Aim of the task:
When you reach the line containing "What's the underlying" in the entries below, please begin setting down lines exactly, stop only after the last one, and add nothing else.

Web page and app entries
# # # #
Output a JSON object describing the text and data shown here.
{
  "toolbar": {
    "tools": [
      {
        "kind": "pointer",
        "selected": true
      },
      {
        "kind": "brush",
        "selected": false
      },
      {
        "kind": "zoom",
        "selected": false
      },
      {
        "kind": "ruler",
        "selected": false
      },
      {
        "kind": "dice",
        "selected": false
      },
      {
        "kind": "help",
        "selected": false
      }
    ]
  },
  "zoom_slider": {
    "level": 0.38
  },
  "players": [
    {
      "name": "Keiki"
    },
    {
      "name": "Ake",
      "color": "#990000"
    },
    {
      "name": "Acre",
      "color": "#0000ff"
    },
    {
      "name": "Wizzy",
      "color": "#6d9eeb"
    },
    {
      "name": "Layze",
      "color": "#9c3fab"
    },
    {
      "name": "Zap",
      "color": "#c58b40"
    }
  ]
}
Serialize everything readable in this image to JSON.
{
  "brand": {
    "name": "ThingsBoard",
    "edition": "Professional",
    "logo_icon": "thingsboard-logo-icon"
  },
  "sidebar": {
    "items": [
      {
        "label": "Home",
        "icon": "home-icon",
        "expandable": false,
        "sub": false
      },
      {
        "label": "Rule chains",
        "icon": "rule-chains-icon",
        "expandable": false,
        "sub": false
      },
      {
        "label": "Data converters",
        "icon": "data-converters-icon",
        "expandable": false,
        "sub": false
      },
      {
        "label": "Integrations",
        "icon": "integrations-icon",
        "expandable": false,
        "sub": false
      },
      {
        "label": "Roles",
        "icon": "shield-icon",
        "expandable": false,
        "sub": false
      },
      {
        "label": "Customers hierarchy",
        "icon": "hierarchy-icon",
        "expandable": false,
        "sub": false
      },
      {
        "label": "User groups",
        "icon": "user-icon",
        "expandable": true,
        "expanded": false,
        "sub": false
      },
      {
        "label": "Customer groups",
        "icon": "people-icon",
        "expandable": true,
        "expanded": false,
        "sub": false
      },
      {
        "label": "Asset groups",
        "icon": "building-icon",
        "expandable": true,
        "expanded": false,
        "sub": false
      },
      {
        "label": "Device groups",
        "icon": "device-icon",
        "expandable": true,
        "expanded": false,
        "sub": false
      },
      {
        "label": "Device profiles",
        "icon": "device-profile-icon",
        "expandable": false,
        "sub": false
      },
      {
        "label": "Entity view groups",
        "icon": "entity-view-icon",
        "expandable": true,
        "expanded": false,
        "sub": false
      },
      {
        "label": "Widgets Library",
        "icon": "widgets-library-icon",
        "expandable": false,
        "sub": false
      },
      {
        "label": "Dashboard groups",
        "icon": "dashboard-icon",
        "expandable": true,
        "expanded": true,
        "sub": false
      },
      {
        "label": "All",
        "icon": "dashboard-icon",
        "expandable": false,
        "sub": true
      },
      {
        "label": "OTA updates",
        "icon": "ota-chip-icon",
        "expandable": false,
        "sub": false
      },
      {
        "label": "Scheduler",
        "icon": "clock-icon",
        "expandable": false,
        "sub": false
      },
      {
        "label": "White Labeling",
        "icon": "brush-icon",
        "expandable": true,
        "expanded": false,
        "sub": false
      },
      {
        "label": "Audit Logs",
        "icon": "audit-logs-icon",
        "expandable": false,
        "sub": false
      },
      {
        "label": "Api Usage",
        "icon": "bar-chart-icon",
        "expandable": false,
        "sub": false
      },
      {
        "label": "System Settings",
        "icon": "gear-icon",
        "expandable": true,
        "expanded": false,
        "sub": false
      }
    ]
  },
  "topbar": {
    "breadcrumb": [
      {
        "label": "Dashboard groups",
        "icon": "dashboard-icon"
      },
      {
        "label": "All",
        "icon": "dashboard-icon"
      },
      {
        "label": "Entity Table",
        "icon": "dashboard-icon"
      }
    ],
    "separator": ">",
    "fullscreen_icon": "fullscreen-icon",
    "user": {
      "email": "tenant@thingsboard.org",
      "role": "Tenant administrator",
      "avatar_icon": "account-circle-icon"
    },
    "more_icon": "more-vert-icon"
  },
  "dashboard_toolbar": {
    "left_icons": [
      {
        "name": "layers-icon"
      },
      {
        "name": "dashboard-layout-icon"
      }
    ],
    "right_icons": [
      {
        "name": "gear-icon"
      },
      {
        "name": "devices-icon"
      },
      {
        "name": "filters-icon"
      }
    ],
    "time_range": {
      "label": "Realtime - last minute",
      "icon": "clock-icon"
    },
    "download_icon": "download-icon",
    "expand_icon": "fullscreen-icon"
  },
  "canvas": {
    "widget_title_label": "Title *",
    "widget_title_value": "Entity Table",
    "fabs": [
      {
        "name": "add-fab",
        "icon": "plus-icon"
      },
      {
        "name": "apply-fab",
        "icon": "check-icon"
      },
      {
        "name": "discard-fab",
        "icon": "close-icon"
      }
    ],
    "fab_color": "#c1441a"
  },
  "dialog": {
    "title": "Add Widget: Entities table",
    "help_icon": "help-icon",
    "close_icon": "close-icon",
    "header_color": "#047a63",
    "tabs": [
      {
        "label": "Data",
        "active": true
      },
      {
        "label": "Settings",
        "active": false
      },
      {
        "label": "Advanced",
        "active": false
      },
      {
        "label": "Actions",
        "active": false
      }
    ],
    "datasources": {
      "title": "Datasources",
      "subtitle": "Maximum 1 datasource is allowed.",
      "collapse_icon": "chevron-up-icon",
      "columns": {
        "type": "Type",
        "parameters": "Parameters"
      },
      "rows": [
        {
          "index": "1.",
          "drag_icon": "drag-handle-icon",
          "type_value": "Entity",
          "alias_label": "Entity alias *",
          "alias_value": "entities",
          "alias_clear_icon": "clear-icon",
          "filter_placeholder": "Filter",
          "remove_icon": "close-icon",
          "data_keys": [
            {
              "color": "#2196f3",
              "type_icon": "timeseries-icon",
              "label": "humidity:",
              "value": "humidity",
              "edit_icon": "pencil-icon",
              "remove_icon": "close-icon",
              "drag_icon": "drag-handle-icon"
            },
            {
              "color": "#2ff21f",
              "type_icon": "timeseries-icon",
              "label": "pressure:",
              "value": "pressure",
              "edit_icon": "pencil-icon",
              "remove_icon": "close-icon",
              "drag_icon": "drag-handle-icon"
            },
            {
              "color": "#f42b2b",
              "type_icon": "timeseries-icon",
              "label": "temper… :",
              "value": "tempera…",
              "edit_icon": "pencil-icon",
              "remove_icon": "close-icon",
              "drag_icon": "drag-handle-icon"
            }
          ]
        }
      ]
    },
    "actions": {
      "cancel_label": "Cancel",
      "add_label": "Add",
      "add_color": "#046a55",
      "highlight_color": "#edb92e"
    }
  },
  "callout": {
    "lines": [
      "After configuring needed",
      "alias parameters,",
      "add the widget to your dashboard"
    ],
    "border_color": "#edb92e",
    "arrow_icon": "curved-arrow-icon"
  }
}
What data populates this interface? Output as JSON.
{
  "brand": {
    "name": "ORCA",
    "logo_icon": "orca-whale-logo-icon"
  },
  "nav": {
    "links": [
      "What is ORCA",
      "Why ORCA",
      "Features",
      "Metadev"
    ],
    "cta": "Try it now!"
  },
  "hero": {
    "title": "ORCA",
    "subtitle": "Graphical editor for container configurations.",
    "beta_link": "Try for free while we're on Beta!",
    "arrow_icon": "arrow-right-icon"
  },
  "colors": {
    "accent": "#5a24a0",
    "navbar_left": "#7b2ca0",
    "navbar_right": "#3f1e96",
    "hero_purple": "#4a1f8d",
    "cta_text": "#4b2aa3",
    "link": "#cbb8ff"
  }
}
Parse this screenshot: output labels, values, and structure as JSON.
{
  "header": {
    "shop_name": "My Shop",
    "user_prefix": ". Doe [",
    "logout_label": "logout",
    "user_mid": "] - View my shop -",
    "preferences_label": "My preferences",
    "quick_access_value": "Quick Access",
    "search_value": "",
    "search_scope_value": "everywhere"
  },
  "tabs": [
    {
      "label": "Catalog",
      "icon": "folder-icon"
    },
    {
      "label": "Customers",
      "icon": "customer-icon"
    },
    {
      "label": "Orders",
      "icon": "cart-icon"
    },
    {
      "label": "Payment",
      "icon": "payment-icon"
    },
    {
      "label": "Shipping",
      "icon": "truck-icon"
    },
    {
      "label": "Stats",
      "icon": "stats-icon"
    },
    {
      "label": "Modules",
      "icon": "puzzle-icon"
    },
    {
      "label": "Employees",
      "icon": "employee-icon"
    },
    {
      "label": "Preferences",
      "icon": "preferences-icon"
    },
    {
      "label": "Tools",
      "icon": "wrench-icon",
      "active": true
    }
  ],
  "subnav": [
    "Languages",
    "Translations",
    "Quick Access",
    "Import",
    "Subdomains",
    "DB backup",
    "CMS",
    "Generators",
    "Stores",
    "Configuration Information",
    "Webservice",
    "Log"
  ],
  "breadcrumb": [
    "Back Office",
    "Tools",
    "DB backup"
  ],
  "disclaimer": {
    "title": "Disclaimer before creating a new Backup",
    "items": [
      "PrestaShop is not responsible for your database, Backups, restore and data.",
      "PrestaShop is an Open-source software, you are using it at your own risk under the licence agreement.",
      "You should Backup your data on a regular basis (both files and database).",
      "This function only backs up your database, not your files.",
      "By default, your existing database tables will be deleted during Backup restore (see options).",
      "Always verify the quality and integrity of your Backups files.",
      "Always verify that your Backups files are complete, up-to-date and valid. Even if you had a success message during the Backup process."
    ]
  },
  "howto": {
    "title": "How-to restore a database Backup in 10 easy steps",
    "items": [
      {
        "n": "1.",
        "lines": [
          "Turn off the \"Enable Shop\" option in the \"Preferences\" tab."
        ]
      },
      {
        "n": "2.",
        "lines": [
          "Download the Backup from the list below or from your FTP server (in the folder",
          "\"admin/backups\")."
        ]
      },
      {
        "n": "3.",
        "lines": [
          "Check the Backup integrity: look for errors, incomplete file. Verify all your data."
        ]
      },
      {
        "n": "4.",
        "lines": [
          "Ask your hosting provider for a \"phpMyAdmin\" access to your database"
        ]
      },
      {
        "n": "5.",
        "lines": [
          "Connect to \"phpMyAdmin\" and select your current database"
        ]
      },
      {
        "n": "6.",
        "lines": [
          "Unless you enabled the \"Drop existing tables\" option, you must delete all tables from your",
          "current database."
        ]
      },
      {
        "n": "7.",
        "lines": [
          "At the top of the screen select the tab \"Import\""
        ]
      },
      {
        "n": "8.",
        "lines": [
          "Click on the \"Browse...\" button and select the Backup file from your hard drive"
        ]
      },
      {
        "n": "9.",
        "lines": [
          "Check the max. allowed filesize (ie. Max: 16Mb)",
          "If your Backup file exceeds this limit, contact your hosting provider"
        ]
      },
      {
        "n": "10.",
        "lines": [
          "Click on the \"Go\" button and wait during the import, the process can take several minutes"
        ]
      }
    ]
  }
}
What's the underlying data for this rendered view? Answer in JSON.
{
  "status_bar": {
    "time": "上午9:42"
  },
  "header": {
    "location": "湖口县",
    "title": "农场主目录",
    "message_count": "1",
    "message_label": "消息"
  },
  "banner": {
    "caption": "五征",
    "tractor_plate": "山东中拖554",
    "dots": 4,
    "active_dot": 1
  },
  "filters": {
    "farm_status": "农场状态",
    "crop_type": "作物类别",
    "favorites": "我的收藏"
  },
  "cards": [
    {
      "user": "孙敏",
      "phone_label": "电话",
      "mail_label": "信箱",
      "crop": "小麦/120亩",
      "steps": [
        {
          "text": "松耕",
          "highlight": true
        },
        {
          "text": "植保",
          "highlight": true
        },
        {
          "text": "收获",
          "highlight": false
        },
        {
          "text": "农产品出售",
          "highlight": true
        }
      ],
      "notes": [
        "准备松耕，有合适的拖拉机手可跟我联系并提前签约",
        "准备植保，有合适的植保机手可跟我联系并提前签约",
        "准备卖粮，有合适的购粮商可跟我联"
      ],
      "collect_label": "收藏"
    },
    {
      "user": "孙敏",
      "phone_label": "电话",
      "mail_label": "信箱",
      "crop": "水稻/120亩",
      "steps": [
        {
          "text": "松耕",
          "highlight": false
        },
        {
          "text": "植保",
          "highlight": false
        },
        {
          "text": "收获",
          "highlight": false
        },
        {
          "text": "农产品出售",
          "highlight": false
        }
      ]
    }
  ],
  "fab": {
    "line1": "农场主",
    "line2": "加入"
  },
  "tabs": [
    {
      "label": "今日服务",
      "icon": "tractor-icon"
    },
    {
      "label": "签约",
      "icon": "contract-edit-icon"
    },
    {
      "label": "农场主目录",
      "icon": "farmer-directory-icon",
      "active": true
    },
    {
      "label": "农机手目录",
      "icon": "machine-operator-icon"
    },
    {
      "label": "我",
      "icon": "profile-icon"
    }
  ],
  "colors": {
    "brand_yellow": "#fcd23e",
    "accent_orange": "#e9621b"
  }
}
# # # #
Task response:
What's the underlying data for this rendered view? Answer in JSON.
{
  "status_bar": {
    "time": "上午9:42"
  },
  "header": {
    "location": "湖口县",
    "title": "农场主目录",
    "message_count": "1",
    "message_label": "消息"
  },
  "banner": {
    "caption": "五征",
    "tractor_plate": "山东中拖554",
    "dots": 4,
    "active_dot": 1
  },
  "filters": {
    "farm_status": "农场状态",
    "crop_type": "作物类别",
    "favorites": "我的收藏"
  },
  "cards": [
    {
      "user": "孙敏",
      "phone_label": "电话",
      "mail_label": "信箱",
      "crop": "小麦/120亩",
      "steps": [
        {
          "text": "松耕",
          "highlight": true
        },
        {
          "text": "植保",
          "highlight": true
        },
        {
          "text": "收获",
          "highlight": false
        },
        {
          "text": "农产品出售",
          "highlight": true
        }
      ],
      "notes": [
        "准备松耕，有合适的拖拉机手可跟我联系并提前签约",
        "准备植保，有合适的植保机手可跟我联系并提前签约",
        "准备卖粮，有合适的购粮商可跟我联"
      ],
      "collect_label": "收藏"
    },
    {
      "user": "孙敏",
      "phone_label": "电话",
      "mail_label": "信箱",
      "crop": "水稻/120亩",
      "steps": [
        {
          "text": "松耕",
          "highlight": false
        },
        {
          "text": "植保",
          "highlight": false
        },
        {
          "text": "收获",
          "highlight": false
        },
        {
          "text": "农产品出售",
          "highlight": false
        }
      ]
    }
  ],
  "fab": {
    "line1": "农场主",
    "line2": "加入"
  },
  "tabs": [
    {
      "label": "今日服务",
      "icon": "tractor-icon"
    },
    {
      "label": "签约",
      "icon": "contract-edit-icon"
    },
    {
      "label": "农场主目录",
      "icon": "farmer-directory-icon",
      "active": true
    },
    {
      "label": "农机手目录",
      "icon": "machine-operator-icon"
    },
    {
      "label": "我",
      "icon": "profile-icon"
    }
  ],
  "colors": {
    "brand_yellow": "#fcd23e",
    "accent_orange": "#e9621b"
  }
}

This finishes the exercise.